## ACTIVITY
Among the entries below, please show each line that carries the word "sidebar".

## RECORDS SUPPLIED
· · · · · · ·
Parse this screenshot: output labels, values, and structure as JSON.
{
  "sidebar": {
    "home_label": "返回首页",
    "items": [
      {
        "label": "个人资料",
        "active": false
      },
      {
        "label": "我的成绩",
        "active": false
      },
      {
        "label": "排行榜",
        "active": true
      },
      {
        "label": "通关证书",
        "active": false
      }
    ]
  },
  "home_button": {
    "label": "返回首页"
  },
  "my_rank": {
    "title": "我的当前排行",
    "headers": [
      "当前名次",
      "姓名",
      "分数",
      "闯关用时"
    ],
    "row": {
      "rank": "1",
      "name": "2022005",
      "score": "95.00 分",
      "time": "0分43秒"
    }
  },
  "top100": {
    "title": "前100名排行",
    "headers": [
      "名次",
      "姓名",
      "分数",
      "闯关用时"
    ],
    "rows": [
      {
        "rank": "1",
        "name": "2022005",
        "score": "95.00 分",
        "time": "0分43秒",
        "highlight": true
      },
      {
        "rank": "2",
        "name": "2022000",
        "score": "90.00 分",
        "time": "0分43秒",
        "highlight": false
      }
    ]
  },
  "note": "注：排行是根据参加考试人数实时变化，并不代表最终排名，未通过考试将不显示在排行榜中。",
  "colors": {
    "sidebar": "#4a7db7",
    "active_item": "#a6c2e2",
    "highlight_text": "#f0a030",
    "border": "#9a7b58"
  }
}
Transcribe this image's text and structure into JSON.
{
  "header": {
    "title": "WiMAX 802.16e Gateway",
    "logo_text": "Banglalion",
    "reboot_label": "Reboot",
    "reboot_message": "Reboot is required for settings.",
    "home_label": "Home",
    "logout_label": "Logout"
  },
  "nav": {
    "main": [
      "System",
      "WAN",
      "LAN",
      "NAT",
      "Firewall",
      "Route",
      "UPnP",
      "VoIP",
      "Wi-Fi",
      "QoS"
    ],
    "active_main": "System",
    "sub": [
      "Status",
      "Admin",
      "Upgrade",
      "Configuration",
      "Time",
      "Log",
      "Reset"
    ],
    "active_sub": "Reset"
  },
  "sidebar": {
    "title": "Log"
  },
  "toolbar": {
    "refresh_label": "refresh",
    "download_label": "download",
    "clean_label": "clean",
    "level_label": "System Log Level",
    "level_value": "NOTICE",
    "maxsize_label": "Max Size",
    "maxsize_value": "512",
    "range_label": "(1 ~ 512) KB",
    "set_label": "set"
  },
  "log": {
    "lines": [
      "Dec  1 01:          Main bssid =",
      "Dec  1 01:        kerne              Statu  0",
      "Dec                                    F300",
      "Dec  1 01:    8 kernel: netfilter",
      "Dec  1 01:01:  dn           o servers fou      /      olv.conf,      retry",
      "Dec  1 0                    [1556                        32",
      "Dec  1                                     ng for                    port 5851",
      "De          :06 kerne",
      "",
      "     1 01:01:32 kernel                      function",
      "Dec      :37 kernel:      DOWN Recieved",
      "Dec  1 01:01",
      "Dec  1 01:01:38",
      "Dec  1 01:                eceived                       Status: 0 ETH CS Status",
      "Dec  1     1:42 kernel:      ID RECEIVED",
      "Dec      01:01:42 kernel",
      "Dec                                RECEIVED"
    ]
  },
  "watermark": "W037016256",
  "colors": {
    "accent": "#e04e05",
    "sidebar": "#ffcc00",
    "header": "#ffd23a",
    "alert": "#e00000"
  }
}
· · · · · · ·
## WRITTEN REPLY
  "sidebar": {
    "sidebar": "#4a7db7",
  "sidebar": {
    "sidebar": "#ffcc00",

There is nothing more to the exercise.